If Nintendo does all these things they will swim in money. But I don’t think this will be our reality. The reality I foresee is this. Nintendo will still be stingy with dev kits to protect IP, like the are now. Developing for revolution will be cheaper, but still not open to anyone and everyone so the number of games that take full advantage of the possibilities will be limited, like the DS. Lots of people will release games that are just normal video games with meager online support if any. Nobody will do anything cool like enabling online multiplayer support in the old school downloadable games or putting duck hunt high scores online. Somebody will release clones of the old NES, SNES and N64 controllers that are wireless and work with the revolution. It might even be Nintendo. The online library of games will not be as big as it could be, for licensing reasons. But it will contain all the Nintendo classics at the least. Most likely it will also have Namco, Midway and Atari games. All the things currently release as anthology discs will be available for download. I predict that the revolution will have a default wireless controller that has fancy features like a pressure sensitive grip, Wario ware twisted, microphone type interface. It might even have a touch screen in it. If it does, then unlike the Dreamcast VMU or the GBA->GCN connector every game will be forced to take advantage of that feature. And how they take advantage will determine which games are million sellers. As far as I’m concerned the only cube games to make reasonable use of the GBA were Pac-man vs. and 4 swords. FF:CC and Wind Waker just didn’t use it well enough.
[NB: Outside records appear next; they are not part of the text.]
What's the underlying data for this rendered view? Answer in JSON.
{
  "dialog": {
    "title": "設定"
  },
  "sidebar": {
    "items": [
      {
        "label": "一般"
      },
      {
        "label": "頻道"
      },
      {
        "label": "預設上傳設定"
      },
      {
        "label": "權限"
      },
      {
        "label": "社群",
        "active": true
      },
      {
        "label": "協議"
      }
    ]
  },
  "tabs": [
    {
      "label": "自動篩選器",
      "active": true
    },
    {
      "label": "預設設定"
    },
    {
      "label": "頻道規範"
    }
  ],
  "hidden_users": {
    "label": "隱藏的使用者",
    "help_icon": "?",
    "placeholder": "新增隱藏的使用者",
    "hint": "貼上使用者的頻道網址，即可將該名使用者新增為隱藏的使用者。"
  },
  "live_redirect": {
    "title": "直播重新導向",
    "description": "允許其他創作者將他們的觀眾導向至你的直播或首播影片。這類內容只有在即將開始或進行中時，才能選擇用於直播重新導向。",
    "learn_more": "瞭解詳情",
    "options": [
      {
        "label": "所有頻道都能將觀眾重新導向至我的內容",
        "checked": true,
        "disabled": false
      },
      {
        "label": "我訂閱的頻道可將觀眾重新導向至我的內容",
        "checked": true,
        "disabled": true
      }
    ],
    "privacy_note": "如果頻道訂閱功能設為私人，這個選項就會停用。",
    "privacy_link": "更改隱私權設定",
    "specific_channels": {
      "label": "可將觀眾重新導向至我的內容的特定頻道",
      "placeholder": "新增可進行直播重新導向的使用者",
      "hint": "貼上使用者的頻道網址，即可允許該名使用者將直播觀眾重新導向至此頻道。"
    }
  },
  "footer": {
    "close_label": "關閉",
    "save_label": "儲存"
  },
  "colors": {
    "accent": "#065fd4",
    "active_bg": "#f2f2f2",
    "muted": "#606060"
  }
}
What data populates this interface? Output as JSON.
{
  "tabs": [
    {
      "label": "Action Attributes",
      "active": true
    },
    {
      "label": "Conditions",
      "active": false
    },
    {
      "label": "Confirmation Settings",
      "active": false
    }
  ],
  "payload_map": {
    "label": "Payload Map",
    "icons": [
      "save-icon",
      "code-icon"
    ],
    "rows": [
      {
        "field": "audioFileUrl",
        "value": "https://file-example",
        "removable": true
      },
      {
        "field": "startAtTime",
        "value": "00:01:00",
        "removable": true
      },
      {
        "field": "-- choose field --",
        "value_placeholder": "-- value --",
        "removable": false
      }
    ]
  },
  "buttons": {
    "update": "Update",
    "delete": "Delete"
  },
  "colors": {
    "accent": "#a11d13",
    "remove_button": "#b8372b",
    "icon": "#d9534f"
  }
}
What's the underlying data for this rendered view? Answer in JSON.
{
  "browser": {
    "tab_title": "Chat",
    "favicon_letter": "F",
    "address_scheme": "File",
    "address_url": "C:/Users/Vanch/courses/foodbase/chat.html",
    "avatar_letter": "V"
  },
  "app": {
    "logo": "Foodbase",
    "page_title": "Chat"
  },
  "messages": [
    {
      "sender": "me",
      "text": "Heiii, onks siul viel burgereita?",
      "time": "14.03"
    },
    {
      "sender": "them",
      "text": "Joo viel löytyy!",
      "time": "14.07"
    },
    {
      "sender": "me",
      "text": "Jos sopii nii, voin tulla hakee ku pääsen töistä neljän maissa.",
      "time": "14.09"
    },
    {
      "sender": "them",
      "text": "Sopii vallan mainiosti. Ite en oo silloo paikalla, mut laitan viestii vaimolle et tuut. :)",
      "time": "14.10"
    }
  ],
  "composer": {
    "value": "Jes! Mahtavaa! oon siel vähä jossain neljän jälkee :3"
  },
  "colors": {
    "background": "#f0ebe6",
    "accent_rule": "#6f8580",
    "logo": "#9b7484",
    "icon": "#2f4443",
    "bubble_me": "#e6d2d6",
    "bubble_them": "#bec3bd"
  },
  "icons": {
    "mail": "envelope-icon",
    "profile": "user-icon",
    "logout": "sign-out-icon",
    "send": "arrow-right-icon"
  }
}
I can see what is going through Nintendo’s minds right now. They see games like Katamari Damacy, DDR, Lumines, etc. They see cell phone games like Tetris going for $5. These games are cheap to make, yet sell as well as blockbuster titles that cost millions. That is where the huge profits lie. The revolution will be a platform where you can develop a game of any level and make it available to all the console owners. If you want to make a PS3 game it has to be a huge fancy graphics extravaganza. Theoretically if you get a big idea you can get a bunch of NES devs over and make a revolution game over the weekend. Not every revolution game will be another Katamari, but that’s what they’re shooting for. You can already see it happening with stuff like Nintendogs and Polarium on the DS. The question is whether there are enough creative minds to make enough content to get the ball rolling. All I can say is that if you are the type of person who prefers a Katamari to yet another Halo/Final Fantasy/GTA then Nintendo is the place to be.